This method:

  1. Instantiates twitchClient with the URL for the Twitch chat API and the port.
  2. Then instantiates both reader and writer with twitchClient.GetStream().
  3. Uses writer to pass your credentials to Twitch.

Add the following to Start:

reconnectAfter = 60.0f;

This code sets reconnectAfter to 60 seconds and calls Connect.

Now TwitchChat is ready to start reading in chat messages from Twitch.

Reading in Chat Messsages From Twitch

Add the following ReadChat method:

public void ReadChat()
    if (twitchClient.Available > 0) // 1
        string message = reader.ReadLine();

        if (message.Contains("PRIVMSG")) // 2

Here’s a code breakdown:

  1. In ReadChat, you check if twitchClient.Available is greater than 0. If so, you save reader.ReadLine() to message.
  2. If message contains “PRIVMSG”, it’s a user created message. Print the message to the Unity console.

Then inside Update, add:

if (twitchClient.Available == 0) // 1
    reconnectTimer += Time.deltaTime; 

if (twitchClient.Available == 0 && reconnectTimer >= reconnectAfter) // 2
    reconnectTimer = 0.0f; 

ReadChat(); // 3

Here, you:

  1. Check if twitchClient.Available is 0. If it is 0, you add Time.deltaTime to reconnectTimer.
  2. If reconnectTimer is greater than or equal to reconnectAfter, the app disconnected for a minute. In that case, reconnect with Connect, and reset reconnectTimer to 0.
  3. Then, call ReadChat() to read in the messages.

Later, TwitchChat will filter commands from regular messages. For now, you’ll test to make sure it works.

In the Hierarchy, add TwitchChat to GameManager, found in Managers. Fill in the TwitchChat fields with your Twitch credentials.

The username and channel name fields should both be your Twitch username. Head over to to generate a API token. Copy this into the password field.

Shows how the Twitch Chat script should look in the Unity Inspector.

With your credentials filled out, you’re ready to test!

Press Play and open your Twitch channel in a web browser. Try typing some messages into the chat. Even when not broadcasting, you’ll see them appear in Unity’s console.

Stream chat appearing in the unity console

Parsing Chat Commands

You want to be able to differentiate between then messages sent to your app and the user that sent them.

In RW/Scripts/Common, create a script called ChatMessage. Note it is not a Monobehaviour and simply holds two variables:

public class ChatMessage
    public string user;
    public string message;

ChatMessage holds a message and the username of the user that sent it. It also uses System.Serializable to store it in a List.

In TwitchChat, update ReadChat to:

public ChatMessage ReadChat() // 1
    if (twitchClient.Available > 0)
        string message = reader.ReadLine();

        if (message.Contains("PRIVMSG"))
            // Get the username
            int splitPoint = message.IndexOf("!", 1); // 2
            string chatName = message.Substring(0, splitPoint); 
            chatName = chatName.Substring(1);

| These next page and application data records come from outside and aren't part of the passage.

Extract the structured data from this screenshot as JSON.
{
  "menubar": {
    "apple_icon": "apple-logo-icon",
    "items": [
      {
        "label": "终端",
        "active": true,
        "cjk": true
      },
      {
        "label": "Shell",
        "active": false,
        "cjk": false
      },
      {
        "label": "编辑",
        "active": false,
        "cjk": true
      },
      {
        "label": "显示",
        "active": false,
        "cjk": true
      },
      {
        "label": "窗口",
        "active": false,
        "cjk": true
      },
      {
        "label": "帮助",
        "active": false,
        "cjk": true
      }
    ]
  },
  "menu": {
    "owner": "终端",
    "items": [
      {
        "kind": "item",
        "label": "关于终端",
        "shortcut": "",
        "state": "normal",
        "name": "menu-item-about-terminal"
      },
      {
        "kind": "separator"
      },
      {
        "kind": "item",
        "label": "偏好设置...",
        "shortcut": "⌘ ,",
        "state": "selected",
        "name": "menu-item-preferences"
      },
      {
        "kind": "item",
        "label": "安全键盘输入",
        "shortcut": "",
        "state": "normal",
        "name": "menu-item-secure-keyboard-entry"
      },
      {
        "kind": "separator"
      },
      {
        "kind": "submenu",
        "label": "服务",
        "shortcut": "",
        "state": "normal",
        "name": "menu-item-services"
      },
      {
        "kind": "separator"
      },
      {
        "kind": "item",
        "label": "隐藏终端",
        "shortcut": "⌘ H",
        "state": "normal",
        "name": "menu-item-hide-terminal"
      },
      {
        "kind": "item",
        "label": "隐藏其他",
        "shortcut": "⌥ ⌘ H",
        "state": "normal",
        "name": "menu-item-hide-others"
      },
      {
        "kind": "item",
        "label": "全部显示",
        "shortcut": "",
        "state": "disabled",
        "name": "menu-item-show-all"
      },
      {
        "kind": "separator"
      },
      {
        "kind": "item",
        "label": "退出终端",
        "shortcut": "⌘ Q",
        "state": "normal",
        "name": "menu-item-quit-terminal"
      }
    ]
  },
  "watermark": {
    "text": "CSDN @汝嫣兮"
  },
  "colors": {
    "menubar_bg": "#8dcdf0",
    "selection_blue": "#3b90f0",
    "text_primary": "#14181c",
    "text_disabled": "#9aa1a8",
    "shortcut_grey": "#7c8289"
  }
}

            //Get the message
            splitPoint = message.IndexOf(":", 1); 
            message = message.Substring(splitPoint + 1);
            ChatMessage chatMessage = new ChatMessage(); // 3
            chatMessage.user = chatName;
            chatMessage.message = message.ToLower();
            return chatMessage;

    return null; // 4

This updated code:

  1. Returns a ChatMessage and removes the print call.
  2. Splits the message to get the body of the message and the username of the user who sent it.
  3. Stores these values in a new ChatMessage and returns it.
  4. Since ReadChat now needs to return something, it returns null at the bottom of the method, when no connection was available.

Now you need to process messages to find game commands, validate them, then execute them.